Lithuanian scientists say recycled cigarette butts can reduce cost of biodiesel production
Lithuanian scientists have discovered a way to reduce the cost of biodiesel production by adding the byproduct of cigarette-waste recycling, according to Kaunas University of Technology.
Adding a blender such as a triacetin compound can help reduce costs and make biodiesel even more environmentally friendly than it already is, according to the university.
Unfortunately, triacetin is usually produced chemically, consuming a lot of chemicals, and resulting in waste and toxic residues.
“Triacetin is used as a plasticizer in cigarette filters, so, naturally, cigarette butts are rich in it,” said Samy Yousef, a chief researcher at Kaunas University of Technology in Lithuania.
Together with his colleagues from the Lithuanian Energy Institute, he conducted a series of experiments in which they used pyrolysis to thermally decompose cigarette waste.
The experiments were carried out in a 200-gram reactor at different reaction temperatures (650 degrees Celsius, 700 C, and 750 C).
The biggest quantity of triacetin (43 percent) was synthesized at 750 C.
Smokers around the world buy roughly 6.5 trillion cigarettes each year.
The average weight of a cigarette butt is 0.2 grams.
More than 1.1 million tons of them are produced annually.
Cigarette waste contains extensive amounts of toxic chemicals, carcinogens, microplastic fibers and radioactive elements that need special attention.
“In our research group, we are working on the topics of recycling and waste management, therefore we are always looking for the waste, which is present in huge amounts and has a unique structure,” Yousef said. “Cigarettes are made of three components—tobacco, paper and a filter made of cellulose-acetate fibers—and are a good source of raw materials and energy. Plus, cigarette butts are easy to collect as there are many systems and companies for collecting this waste in place.”
Although there have been attempts to recycle cigarette waste for the extraction of raw materials, the majority of studies focused on the investigation of thermal degradation of the individual components.
Lithuanian scientists in their experiments were treating cigarette butts as a mixture, and, according to them, it is an original approach.

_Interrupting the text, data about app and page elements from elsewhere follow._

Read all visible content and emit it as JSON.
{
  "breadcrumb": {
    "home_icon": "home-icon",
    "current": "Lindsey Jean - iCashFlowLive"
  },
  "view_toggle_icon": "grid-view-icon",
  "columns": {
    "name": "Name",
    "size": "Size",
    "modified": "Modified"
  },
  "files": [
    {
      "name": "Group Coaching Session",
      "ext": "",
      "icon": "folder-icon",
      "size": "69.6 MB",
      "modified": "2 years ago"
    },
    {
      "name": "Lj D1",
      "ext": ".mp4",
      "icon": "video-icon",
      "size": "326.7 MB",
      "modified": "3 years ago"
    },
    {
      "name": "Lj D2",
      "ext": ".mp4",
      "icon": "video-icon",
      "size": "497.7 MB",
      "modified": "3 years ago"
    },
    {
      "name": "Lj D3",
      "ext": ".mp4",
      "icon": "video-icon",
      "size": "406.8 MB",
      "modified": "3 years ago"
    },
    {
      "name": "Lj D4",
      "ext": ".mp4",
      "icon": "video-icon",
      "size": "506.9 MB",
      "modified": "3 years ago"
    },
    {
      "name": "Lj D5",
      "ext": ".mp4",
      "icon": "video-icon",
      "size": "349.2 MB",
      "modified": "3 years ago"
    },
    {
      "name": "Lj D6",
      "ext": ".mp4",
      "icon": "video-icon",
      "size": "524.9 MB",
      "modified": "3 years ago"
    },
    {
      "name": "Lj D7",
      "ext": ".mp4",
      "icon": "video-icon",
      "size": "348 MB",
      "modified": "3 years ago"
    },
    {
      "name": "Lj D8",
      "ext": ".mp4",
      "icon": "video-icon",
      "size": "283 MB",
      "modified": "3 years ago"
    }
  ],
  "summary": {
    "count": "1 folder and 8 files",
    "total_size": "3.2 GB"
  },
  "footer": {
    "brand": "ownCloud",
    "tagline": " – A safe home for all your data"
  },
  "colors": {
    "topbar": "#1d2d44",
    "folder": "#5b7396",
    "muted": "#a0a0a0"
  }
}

“There are studies, which, similarly to us, are using pyrolysis as a method but they are applying it to filter components only,” Yousef said. “In this case, the pretreatment of the material is needed to separate all components. Since tobacco is a toxic waste, the disposal of it requires special care, and due to the technologically complicated process to separate the components of the cigarette waste, this is not economically feasible.”
After a series of pyrolysis experiments at different temperatures, the researchers were able to extract oil (38 percent to 39.5 percent by weight), char (25.7 percent to 27.7 percent by weight) and gas (33 percent to 36.4 percent by weight) from cigarette waste.
The char product with a porous structure was very rich in calcium (up to 32 percent by weight).
“All the products have real applications,” said Yousef, who believes that the technology has great upscaling possibilities. “Char, which, in our case, is porous and very rich in calcium, can be used for fertilizers, or wastewater treatment as an absorbent, and energy storage. Gas can be used for energy purposes. Last, but not least is oil, rich in triacetin, which can be used as an additive to biodiesel to reduce the cost.”
For any emerging waste-treatment technology to be integrated into a circular-economy system, there must be a waste-collection system and recycling strategy, as well as infrastructure present.
Cigarette-butt collection systems, e.g., metal waste baskets and ashtrays, are used widely to collect them separately from solid waste.
As for the recycling strategy, the researchers propose using pyrolysis treatment at 750 C, which thermally converts cigarette butts into char, gas and oil.
Gaseous products can be used to generate electricity and to power the conversion plant, char can be used as absorbents, while oil can be added to biofuels at a rate of up to 25 percent since the allowable triacetin rate is 10 percent.
Meanwhile, Yousef said that the group is also researching other possibilities for using cigarette waste.
The above-described study was published in the Journal of Analytical and Applied Pyrolysis and can be accessed here.